## [Task to complete]
From the entries that follow, pick out all lines holding "products".

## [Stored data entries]
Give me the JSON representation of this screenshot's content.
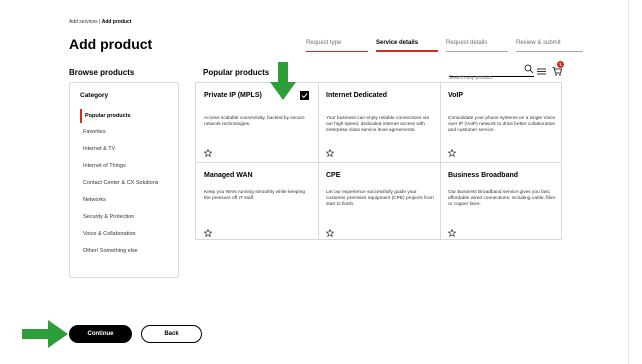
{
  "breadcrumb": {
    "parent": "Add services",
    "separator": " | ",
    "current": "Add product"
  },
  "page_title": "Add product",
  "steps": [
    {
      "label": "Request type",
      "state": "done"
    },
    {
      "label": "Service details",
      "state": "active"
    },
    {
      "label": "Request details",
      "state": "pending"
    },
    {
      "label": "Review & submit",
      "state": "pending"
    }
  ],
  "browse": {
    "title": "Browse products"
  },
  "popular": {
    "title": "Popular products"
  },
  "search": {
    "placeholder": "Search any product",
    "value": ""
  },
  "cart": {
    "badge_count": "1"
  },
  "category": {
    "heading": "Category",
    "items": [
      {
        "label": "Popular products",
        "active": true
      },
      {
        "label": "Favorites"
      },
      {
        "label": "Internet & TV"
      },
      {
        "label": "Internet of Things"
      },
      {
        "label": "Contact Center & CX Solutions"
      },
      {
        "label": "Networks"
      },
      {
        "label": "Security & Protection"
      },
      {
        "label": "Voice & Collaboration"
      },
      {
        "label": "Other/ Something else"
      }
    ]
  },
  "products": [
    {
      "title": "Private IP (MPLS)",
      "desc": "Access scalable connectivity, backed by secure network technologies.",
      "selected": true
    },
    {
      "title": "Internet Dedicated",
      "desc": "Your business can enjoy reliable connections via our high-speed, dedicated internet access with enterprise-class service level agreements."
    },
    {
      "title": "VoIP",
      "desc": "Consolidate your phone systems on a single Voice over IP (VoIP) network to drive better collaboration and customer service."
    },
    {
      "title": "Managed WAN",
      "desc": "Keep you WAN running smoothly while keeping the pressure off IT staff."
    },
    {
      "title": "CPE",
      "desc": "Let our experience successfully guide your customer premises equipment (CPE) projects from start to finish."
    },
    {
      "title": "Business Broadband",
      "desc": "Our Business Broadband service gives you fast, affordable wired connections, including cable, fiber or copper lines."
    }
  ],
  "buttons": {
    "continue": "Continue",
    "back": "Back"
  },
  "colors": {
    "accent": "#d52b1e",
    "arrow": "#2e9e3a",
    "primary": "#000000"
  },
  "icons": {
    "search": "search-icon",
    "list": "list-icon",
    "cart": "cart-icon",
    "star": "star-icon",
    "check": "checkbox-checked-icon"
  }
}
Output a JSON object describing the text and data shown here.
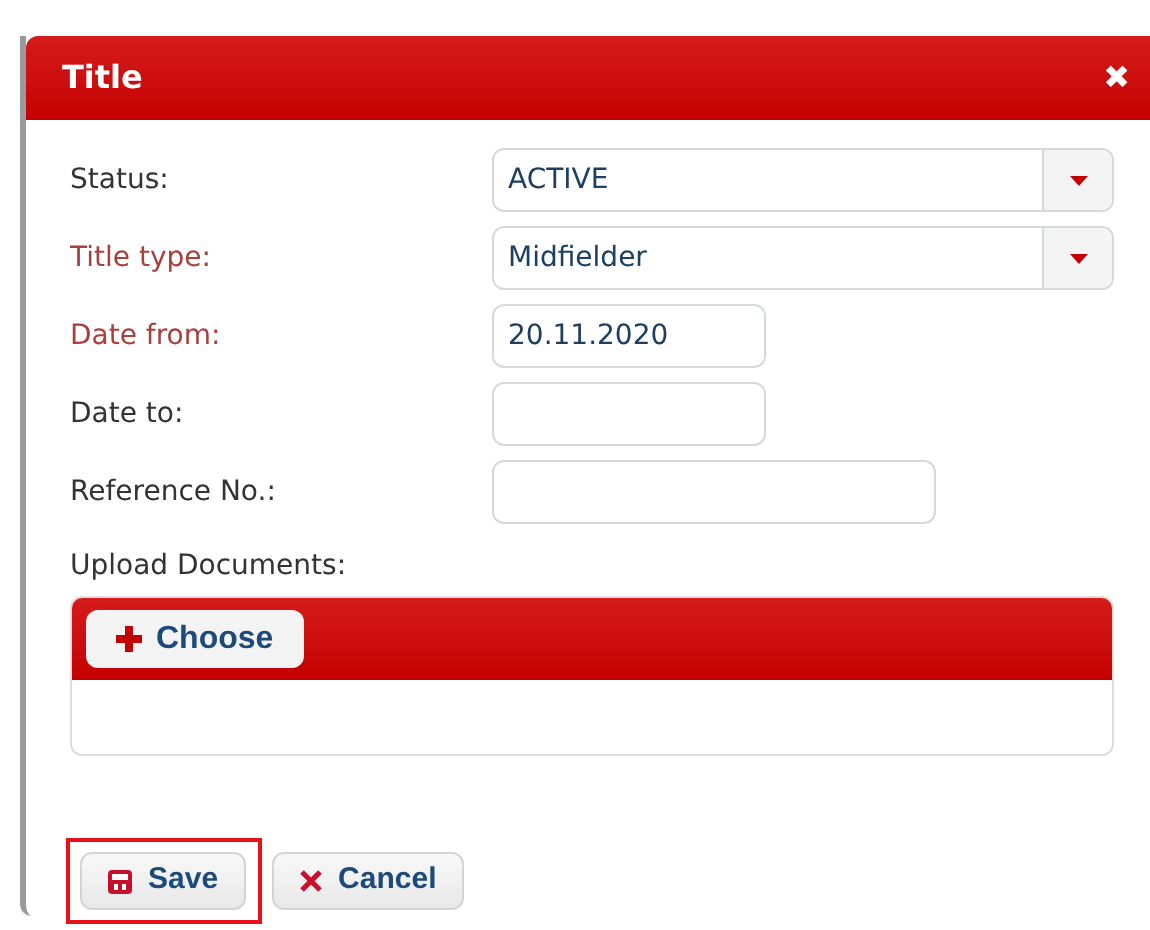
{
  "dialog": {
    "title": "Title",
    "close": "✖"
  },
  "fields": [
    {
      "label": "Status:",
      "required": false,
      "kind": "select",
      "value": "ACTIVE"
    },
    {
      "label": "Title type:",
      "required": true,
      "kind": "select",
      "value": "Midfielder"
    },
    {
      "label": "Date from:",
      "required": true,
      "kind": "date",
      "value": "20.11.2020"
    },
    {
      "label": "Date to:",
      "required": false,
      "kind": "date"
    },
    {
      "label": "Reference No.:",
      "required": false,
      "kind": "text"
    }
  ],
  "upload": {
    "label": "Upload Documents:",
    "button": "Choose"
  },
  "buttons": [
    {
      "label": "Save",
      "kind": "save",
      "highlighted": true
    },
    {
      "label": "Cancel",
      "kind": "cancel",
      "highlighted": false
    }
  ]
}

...

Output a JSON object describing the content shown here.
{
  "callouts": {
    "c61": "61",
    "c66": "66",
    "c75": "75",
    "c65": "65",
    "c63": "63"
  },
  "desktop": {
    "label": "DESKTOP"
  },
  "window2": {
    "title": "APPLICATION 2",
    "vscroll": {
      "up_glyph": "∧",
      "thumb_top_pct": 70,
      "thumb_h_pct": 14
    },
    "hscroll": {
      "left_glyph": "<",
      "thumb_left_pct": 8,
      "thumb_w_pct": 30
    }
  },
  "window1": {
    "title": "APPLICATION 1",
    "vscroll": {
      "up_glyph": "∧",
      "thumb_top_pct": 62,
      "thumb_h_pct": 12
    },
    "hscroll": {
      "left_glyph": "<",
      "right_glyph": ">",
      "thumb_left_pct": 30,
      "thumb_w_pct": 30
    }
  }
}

## [Solution below]
    "title": "Browse products"
    "title": "Popular products"
        "label": "Popular products",
  "products": [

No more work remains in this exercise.